Bezos revealed during a tweet on Wednesday that after a trial separation, he and his wife MacKenzie would be seeking a divorce – though he insisted that the two would “remain friends.” The two recently launched a charitable organization to help the homeless and specifically homeless children.

The two have been together for 25 years, which means their union is about as old as Amazon itself, which Bezos founded in 1994. It’s unclear whether MacKenzie and Jeff signed a prenup. Since Washington is a “community property” state, half of all assets accrued in the marriage would go to her.

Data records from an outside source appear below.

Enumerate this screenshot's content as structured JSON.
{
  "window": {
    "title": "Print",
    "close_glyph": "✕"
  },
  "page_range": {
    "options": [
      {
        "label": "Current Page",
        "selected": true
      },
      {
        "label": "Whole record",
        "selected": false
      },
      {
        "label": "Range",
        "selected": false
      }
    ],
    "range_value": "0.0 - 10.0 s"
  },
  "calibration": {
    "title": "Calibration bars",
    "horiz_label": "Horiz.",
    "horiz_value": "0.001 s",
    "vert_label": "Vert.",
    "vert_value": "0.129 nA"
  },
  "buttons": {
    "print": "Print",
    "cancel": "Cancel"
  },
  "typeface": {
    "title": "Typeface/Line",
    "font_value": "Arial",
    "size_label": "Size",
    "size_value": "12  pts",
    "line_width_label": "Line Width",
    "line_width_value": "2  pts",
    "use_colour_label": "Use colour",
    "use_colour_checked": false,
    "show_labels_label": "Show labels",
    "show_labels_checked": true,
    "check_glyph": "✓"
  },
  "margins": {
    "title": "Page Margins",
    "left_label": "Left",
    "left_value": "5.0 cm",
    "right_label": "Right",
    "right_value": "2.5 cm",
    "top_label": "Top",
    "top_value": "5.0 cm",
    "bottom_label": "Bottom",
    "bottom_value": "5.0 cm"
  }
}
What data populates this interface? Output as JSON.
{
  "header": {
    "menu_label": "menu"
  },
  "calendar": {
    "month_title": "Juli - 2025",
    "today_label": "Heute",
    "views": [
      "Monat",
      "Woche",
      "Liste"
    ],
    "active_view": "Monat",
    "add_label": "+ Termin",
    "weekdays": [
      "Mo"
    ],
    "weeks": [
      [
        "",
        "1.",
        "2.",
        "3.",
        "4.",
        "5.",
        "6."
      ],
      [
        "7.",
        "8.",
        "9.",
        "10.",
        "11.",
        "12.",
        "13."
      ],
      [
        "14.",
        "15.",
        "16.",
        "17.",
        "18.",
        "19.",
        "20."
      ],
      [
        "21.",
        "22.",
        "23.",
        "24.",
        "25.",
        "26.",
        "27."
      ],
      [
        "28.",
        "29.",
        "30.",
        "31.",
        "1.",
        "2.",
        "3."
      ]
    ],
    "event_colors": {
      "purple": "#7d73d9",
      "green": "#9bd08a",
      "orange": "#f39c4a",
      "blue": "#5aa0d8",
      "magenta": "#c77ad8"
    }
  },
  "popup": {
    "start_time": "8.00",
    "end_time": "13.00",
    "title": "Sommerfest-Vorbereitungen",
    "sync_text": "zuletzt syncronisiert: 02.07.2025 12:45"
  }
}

It’s also a “no fault” state, meaning that these rules apply no matter what transpired to end the union.

But assuming for a minute that they didn’t and she successfully wins half of his assets, the 50% expected hit to Bezos’ net worth would lead him to drop from world’s richest to world’s fifth-richest man behind Bernard Arnault.